Remove a small ball around the point where you have connected the half open intervals in U, let's call that point the origin in both U and V where a homeomorphism f:U -> V. With U consisting of m half open interval gluings and v consisting of k half open interval gluings are two such examples of the line segment gluings with $$m,k>2$$ described in your question and $$m\neq k$$. Take a Neighborhood around the origin and its image and look at U\N and V\f(N). For a small enogh neighborhood U\N has m connected components, and V\f(N) has either k connected components or 2 connected components depending on whether the origin in U maps to the origin in V or not. We can provide a contradiction in either case. If V\f(N) has fewer connected components then consider the map $$f^{-1}$$. Since the map is a bijection there must be a connected component in V\f(N) whose image is in two or more connected components in U\N. This contradicts the idea that the continuous image of a connected set is connected.

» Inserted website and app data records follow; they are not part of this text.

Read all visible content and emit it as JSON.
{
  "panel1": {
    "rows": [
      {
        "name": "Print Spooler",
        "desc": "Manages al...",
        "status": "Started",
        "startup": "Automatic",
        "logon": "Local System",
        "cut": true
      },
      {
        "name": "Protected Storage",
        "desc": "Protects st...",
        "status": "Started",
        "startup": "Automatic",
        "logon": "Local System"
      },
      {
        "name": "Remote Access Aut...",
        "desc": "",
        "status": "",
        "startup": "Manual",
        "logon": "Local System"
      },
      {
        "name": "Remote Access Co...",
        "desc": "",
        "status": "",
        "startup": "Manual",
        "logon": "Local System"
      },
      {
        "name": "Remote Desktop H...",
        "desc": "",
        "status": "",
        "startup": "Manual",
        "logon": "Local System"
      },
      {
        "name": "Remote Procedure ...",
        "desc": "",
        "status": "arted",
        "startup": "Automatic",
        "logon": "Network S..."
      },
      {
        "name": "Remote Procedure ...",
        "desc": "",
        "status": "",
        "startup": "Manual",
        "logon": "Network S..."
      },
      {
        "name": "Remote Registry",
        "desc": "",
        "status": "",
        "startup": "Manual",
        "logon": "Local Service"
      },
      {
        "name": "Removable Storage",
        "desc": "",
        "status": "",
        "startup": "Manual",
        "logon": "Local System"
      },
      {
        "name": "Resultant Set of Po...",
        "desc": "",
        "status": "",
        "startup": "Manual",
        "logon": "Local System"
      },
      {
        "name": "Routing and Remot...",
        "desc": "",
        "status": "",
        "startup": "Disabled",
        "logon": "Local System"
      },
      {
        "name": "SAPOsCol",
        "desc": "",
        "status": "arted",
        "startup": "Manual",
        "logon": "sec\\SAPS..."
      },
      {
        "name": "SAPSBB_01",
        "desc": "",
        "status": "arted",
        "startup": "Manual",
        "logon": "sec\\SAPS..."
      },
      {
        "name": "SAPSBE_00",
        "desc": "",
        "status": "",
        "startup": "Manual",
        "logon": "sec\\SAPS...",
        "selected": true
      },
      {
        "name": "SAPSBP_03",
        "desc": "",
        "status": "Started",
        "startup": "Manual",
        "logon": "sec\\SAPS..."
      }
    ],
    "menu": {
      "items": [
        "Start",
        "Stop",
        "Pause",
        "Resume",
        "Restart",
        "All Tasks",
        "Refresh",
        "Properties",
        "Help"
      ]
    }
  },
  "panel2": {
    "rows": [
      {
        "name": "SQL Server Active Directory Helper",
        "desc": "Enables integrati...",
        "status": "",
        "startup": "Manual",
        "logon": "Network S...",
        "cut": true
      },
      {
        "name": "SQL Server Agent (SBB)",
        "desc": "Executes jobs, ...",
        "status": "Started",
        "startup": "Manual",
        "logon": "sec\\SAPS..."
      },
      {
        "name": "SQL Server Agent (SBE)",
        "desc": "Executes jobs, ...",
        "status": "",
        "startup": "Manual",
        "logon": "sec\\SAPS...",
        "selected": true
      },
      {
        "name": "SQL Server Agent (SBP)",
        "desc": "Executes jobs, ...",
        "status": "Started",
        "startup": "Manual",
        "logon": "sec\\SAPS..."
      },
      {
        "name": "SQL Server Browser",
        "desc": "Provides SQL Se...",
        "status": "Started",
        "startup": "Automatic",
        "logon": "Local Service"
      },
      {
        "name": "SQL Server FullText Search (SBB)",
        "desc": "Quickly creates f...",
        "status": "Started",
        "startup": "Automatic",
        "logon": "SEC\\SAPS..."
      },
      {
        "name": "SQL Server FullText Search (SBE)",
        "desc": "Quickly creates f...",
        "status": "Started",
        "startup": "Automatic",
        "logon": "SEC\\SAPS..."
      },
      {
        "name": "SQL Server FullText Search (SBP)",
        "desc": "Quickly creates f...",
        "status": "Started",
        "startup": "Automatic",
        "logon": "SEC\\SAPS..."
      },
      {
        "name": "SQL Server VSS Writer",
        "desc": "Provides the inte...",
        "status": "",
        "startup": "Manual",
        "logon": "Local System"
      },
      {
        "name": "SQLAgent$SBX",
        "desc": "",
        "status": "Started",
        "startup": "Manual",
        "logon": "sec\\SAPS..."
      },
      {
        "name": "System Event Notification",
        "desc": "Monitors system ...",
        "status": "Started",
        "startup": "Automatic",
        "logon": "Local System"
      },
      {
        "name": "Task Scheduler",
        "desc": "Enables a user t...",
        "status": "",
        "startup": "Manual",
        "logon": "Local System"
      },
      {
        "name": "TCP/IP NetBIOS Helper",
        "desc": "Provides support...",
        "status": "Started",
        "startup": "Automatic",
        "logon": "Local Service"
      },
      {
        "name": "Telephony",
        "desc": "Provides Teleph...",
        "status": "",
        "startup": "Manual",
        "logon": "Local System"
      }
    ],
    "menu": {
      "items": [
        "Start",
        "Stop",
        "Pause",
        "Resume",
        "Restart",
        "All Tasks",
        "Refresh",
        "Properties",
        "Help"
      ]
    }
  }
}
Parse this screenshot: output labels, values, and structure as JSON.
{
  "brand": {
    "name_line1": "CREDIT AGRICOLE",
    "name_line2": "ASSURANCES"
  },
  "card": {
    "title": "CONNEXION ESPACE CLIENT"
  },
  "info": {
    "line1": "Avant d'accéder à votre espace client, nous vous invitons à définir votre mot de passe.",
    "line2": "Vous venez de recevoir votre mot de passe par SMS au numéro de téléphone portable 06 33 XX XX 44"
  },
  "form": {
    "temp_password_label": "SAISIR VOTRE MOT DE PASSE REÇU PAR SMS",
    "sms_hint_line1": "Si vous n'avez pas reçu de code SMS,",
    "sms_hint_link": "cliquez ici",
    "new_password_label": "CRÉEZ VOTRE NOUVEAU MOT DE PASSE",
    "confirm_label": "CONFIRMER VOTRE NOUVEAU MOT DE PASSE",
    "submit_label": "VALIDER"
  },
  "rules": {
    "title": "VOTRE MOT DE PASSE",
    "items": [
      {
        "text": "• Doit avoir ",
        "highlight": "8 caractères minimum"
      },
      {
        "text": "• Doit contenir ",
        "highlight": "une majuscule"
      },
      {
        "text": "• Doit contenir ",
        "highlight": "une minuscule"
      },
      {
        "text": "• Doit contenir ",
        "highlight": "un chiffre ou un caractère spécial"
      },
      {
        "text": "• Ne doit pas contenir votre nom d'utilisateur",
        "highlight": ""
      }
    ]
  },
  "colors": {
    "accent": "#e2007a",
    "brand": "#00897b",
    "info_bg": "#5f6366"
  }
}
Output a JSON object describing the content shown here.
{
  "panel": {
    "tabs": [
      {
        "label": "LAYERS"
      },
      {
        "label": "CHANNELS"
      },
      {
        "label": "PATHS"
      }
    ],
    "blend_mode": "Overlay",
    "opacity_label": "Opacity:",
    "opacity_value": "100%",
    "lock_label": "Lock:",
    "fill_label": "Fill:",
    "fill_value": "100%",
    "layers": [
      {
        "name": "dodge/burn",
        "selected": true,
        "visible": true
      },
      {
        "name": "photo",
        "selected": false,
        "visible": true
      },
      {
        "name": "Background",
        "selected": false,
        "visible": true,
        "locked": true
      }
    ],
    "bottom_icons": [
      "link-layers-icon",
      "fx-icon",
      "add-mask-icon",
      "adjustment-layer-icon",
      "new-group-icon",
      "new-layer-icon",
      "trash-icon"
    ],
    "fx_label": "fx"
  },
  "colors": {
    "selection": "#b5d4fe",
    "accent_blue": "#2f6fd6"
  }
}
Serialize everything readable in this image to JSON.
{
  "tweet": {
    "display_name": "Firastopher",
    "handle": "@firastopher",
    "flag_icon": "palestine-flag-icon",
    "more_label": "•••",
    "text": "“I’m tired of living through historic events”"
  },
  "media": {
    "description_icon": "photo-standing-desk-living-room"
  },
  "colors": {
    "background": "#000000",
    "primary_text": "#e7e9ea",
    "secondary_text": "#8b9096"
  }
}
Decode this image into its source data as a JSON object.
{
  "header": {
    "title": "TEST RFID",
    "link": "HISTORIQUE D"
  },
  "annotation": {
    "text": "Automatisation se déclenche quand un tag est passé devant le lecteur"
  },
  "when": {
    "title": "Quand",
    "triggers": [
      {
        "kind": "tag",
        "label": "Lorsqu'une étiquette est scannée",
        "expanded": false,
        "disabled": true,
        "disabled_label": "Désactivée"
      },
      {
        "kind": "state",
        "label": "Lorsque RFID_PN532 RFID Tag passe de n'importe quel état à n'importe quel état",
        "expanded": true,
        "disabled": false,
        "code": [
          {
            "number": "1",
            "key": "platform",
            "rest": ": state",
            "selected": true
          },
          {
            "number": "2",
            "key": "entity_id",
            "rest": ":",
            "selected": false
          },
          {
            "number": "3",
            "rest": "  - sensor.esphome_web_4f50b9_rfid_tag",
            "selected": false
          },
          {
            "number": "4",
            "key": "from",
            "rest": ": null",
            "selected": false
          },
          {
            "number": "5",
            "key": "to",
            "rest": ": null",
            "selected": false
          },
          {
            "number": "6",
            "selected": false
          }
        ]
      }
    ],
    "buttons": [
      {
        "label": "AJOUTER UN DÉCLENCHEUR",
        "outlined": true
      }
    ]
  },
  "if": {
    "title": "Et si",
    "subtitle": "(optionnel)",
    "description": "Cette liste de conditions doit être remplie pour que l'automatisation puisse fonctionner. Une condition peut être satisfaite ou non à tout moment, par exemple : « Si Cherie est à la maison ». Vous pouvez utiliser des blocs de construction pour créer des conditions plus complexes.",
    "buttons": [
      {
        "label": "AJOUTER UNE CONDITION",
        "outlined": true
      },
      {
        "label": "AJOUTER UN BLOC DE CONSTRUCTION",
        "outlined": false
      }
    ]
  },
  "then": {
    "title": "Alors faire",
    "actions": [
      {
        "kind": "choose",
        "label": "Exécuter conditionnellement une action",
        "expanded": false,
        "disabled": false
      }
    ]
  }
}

If U\N has fewer connected components then consider the map $$f$$. It is the same idea with the map $$f$$. Since the map is a bijection there must be a connected component in U\N whose image is in two or more connected components in V\f(N). This contradicts the idea that the continuous image of a connected set is connected.

With the hyperplane version you can use a more sophisticated version of the same idea.

• I agree that in the case of simple $n$-ods it's elementary, by counting the number of components the vertex cuts the space into. But I don't see how to easily generalize this. How do you prove that no copy of $\mathbb{R}^{n-1}$ disconnects $\mathbb{R}^n$ into at least three pieces without algebraic techniques? Commented Jan 30, 2021 at 18:06
• @JohnSamples Your comment cuts right to the crux of the problem. Namely you agree that if I can replicate the argument that V\f(N) has either $k$ connected components or $2$ connected components, then the result will follow in the general case. However, the proof of that (fact, or necessary lema, etc.) where $f(N)$ is in one of the half planes or 'fins' bears a great similarity to a Jordan curve type result. Fortunately, I have many known 'elementary' analogue proofs of the Jordan curve theorem to draw from. Rather than cite them, I could bring over their main idea with a few minor tweaks. Commented Jan 31, 2021 at 0:58
• @JohnSamples Since doing that feels like it might not fall inside the spirit of the problem, I will rather inform you of that fact and give you some references where you can see the originals. Elementary Analysis Proof: maths.ed.ac.uk/~v1ranick/jordan/tverberg.pdf A proof using graph theory: "The Jordan–Schönflies theorem and the classification of surfaces", American Mathematical Monthly, 99 (2): 116–130, doi:10.2307/2324180 Commented Jan 31, 2021 at 1:00
• Thanks, hadn't seen this one before! Commented Feb 2, 2021 at 3:27